“There really is a need in that area for mental health professionals,” Leblanc said. “So I think it’s a natural market; I’d like to see us expand there.” C

Currently, the program is being taught by an adjunct professor and licensed therapist hired by Oswego State on the premises of Fort Drum.

Following the formation of committee in the fall and a large number of requests for assistance from veteran students on campus, administration turned their attention to their own affairs.

“We felt as though it was important for us to make sure that we were also providing some more, if not better services to the returning veterans,” said Oswego State vice president and Provost Dr. Lorrie Clemo.

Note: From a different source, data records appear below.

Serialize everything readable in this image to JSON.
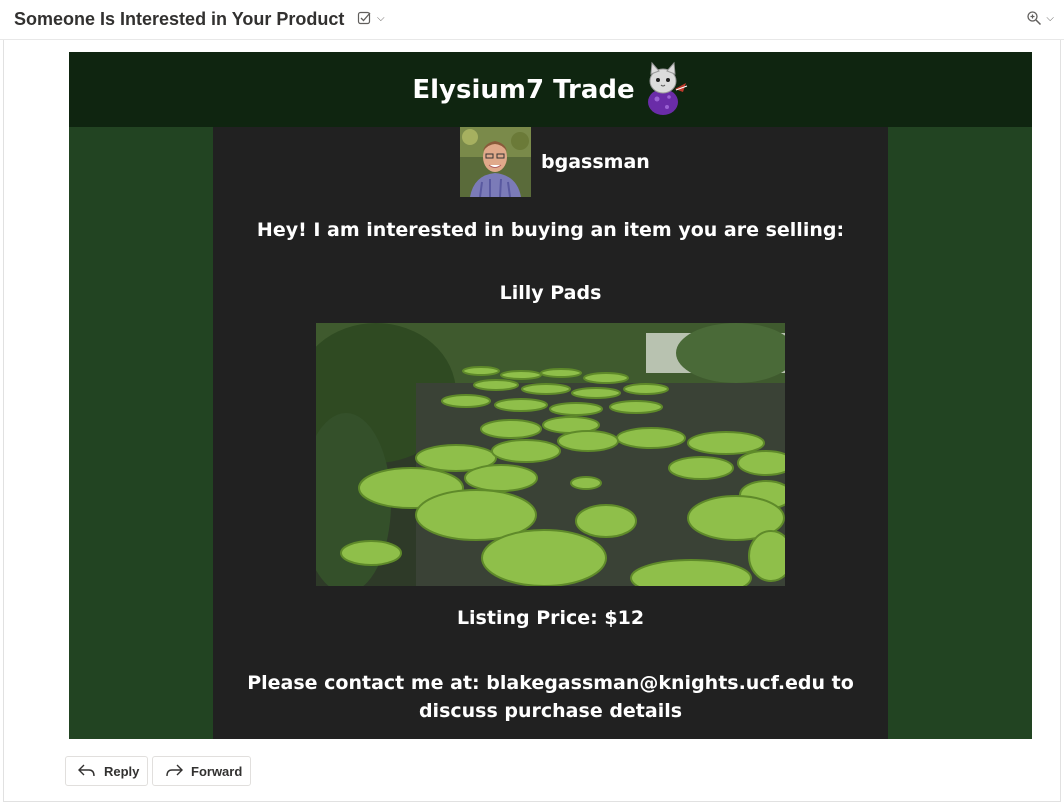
{
  "mail": {
    "subject": "Someone Is Interested in Your Product"
  },
  "email": {
    "brand_title": "Elysium7 Trade",
    "username": "bgassman",
    "greeting": "Hey! I am interested in buying an item you are selling:",
    "item_name": "Lilly Pads",
    "price_text": "Listing Price: $12",
    "contact_text": "Please contact me at: blakegassman@knights.ucf.edu to discuss purchase details"
  },
  "actions": {
    "reply_label": "Reply",
    "forward_label": "Forward"
  },
  "colors": {
    "header_bg": "#0f2510",
    "side_bg": "#224422",
    "content_bg": "#212121"
  },
  "icons": [
    "tag-icon",
    "chevron-down-icon",
    "zoom-icon",
    "reply-icon",
    "forward-icon"
  ]
}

After researching techniques and methods other schools have put into effect for their veteran students, and consulting members of the faculty that served in the military, Oswego State produced its own set of services for veterans.

Ben Parker, an employee for the Division of Extended Learning, was named coordinator of veteran services at Oswego State. Parker, one of the key members of the committee put together by Clemo, was pleased with the school’s response.

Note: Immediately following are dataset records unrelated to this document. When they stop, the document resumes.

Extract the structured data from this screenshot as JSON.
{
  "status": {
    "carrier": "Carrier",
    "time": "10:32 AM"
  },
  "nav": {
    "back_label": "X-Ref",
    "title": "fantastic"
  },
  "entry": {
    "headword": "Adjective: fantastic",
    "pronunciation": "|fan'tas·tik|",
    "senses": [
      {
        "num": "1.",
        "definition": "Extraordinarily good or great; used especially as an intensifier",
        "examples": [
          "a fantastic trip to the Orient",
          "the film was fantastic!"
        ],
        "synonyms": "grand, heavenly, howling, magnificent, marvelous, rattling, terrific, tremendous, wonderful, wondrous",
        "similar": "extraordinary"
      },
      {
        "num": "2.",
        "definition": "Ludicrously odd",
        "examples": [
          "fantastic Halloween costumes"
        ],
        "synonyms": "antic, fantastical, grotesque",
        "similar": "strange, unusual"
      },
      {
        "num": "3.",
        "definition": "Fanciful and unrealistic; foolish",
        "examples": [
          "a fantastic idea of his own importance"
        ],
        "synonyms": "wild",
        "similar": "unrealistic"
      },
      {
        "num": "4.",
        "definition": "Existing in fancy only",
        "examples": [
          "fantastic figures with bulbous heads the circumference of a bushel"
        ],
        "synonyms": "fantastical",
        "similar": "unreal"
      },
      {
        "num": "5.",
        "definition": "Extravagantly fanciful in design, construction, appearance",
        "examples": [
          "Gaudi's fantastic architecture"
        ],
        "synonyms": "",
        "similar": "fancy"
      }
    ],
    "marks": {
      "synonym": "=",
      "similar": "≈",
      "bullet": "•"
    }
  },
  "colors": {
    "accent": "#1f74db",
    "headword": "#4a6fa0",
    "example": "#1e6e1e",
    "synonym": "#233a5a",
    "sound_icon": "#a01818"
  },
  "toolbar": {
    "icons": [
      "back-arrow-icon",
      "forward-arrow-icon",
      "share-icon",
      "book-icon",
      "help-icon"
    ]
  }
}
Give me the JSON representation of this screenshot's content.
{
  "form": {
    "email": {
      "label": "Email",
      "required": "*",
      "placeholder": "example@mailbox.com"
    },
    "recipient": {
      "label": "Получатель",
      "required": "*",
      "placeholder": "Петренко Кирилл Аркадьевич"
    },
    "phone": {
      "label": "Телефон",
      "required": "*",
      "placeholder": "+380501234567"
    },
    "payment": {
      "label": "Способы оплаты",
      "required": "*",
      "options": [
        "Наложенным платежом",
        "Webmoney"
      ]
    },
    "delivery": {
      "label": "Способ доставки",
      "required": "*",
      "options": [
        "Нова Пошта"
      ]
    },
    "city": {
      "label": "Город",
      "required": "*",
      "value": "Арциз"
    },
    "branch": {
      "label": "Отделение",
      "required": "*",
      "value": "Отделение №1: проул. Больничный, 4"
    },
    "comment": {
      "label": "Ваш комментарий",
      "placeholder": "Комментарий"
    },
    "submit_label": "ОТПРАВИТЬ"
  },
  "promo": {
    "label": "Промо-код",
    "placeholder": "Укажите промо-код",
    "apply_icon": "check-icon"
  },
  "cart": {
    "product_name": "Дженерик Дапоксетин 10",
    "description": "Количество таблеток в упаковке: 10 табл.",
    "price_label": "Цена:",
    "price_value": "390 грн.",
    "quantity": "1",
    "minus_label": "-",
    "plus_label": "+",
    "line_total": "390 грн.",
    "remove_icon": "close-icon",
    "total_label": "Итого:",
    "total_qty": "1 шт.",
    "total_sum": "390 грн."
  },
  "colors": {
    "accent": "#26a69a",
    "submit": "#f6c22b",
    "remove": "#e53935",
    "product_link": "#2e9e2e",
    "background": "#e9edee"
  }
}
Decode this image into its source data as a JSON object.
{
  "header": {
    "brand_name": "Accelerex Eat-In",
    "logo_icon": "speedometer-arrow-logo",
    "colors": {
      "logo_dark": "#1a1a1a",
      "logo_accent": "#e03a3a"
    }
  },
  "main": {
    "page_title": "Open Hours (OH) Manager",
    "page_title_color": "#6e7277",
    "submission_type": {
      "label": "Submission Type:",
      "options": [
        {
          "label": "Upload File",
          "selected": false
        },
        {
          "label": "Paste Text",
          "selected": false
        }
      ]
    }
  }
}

“It was something that the administrators were really behind,” Parker said. “They supported what we were doing and granted us what we requested.”

Elaborating on what the school has already enacted, Parker spoke about faculty training that is meant to cultivate awareness in staff of the potential issues that may confront veterans in the college setting.

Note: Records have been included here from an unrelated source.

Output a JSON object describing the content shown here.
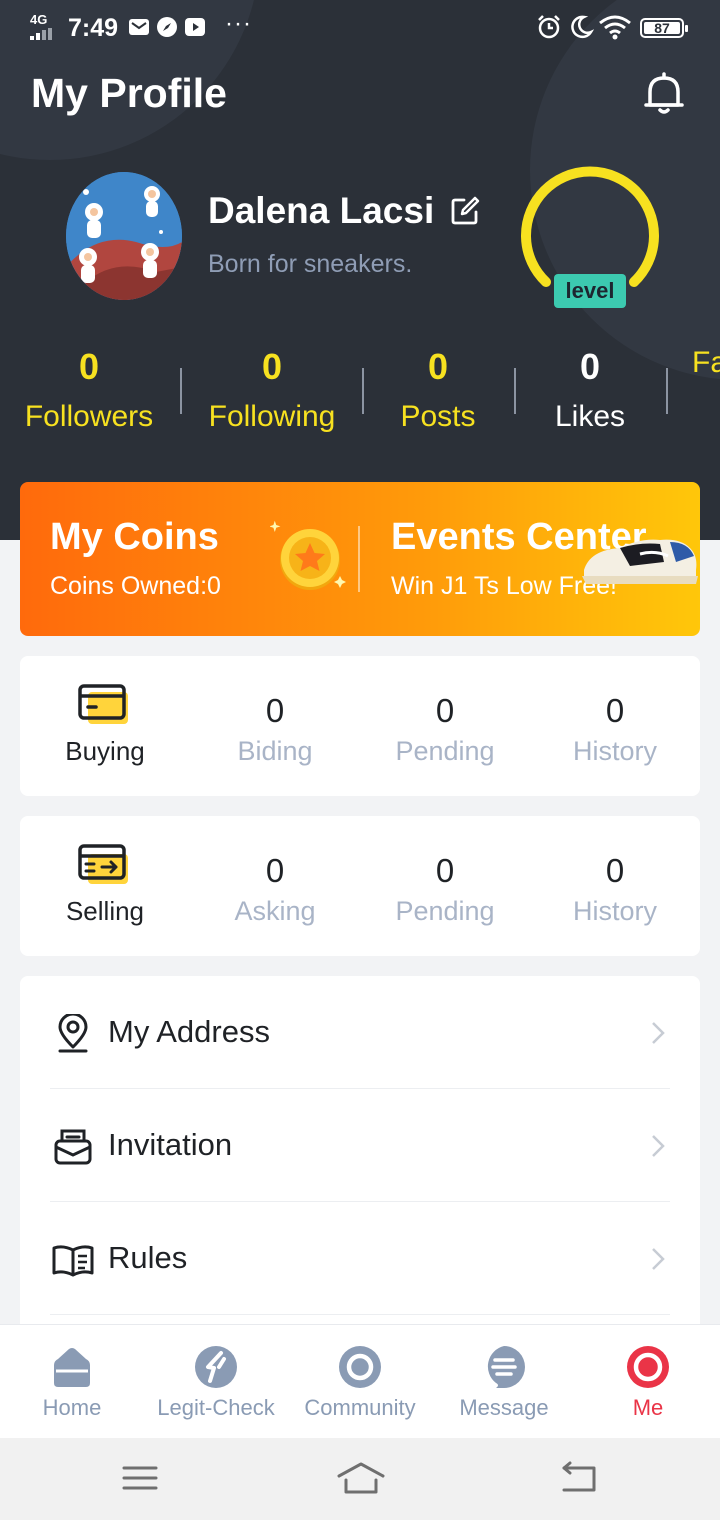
{
  "status_bar": {
    "network": "4G",
    "time": "7:49",
    "more": "···",
    "battery": "87"
  },
  "header": {
    "title": "My Profile"
  },
  "profile": {
    "name": "Dalena Lacsi",
    "bio": "Born for sneakers.",
    "level_label": "level"
  },
  "stats": [
    {
      "value": "0",
      "label": "Followers"
    },
    {
      "value": "0",
      "label": "Following"
    },
    {
      "value": "0",
      "label": "Posts"
    },
    {
      "value": "0",
      "label": "Likes"
    },
    {
      "value": "",
      "label": "Fa"
    }
  ],
  "banner": {
    "coins_title": "My Coins",
    "coins_sub": "Coins Owned:0",
    "events_title": "Events Center",
    "events_sub": "Win J1 Ts Low Free!"
  },
  "buying": {
    "title": "Buying",
    "items": [
      {
        "count": "0",
        "label": "Biding"
      },
      {
        "count": "0",
        "label": "Pending"
      },
      {
        "count": "0",
        "label": "History"
      }
    ]
  },
  "selling": {
    "title": "Selling",
    "items": [
      {
        "count": "0",
        "label": "Asking"
      },
      {
        "count": "0",
        "label": "Pending"
      },
      {
        "count": "0",
        "label": "History"
      }
    ]
  },
  "menu": [
    {
      "label": "My Address",
      "icon": "location-pin-icon"
    },
    {
      "label": "Invitation",
      "icon": "envelope-icon"
    },
    {
      "label": "Rules",
      "icon": "book-icon"
    }
  ],
  "tabs": [
    {
      "label": "Home",
      "icon": "home-icon"
    },
    {
      "label": "Legit-Check",
      "icon": "legit-check-icon"
    },
    {
      "label": "Community",
      "icon": "community-icon"
    },
    {
      "label": "Message",
      "icon": "message-icon"
    },
    {
      "label": "Me",
      "icon": "me-icon",
      "active": true
    }
  ],
  "colors": {
    "header_bg": "#2b3038",
    "accent_yellow": "#f7e120",
    "level_green": "#3ccab0",
    "banner_orange": "#ff6a0c",
    "active_red": "#ea3447",
    "inactive_tab": "#8a9bb4"
  }
}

“A lot of it is misunderstandings,” Parker said, stating that sometimes the distinction between solider and politician is lost, and political feelings are taken out on the wrong people.

The transition from a strict and rigid military atmosphere to a loose and more relaxed college campus can leave veterans feeling out of place, and in some instances, isolated.

“Taking it a step further, there are also counselors who are prepared to aid veterans with Post-traumatic Stress Disorder and traumatic brain injuries,” Parker said.

Both Clemo and Parker were happy to have the school named “Military Friendly” in January 2013. The school was awarded for its welcoming policies toward veterans, which include transferrable credits from military training to college, refundable tuition or placing a class on hold in the event of transfer, flexible evening and online classes and faculty workshops to increase awareness and experience in interacting with military service members.

Following Parker’s appointment and the creation of veteran services, Oswego State, with the help of the now permanent veteran’s committee, has created an orientation strictly for veterans and promoted prompt responses to veterans’ requests for assistance through contact with a single individual in the relevant department being contacted. Future plans include the installment of a veteran student lounge that will allow veterans to meet and talk to individuals with similar experiences to their own, the appointment of advisors who specialize in the needs of veterans and an increase in donations to veterans’ funds. Clemo mentioned specifically that she would like to see an increase in financial aid beyond what the government provides. She mentioned that a number of veterans run into financial difficulties despite government aid and she would like for them to be able to remain in school rather than being forced to drop out.

Clemo, Leblanc, and Parker all stated that they hope that these new veteran-friendly policies increase not only the reputation of the college, but also the quality of life for those returning from overseas deployment.

(Devon Nitz | The Oswegonian)
(Devon Nitz | The Oswegonian)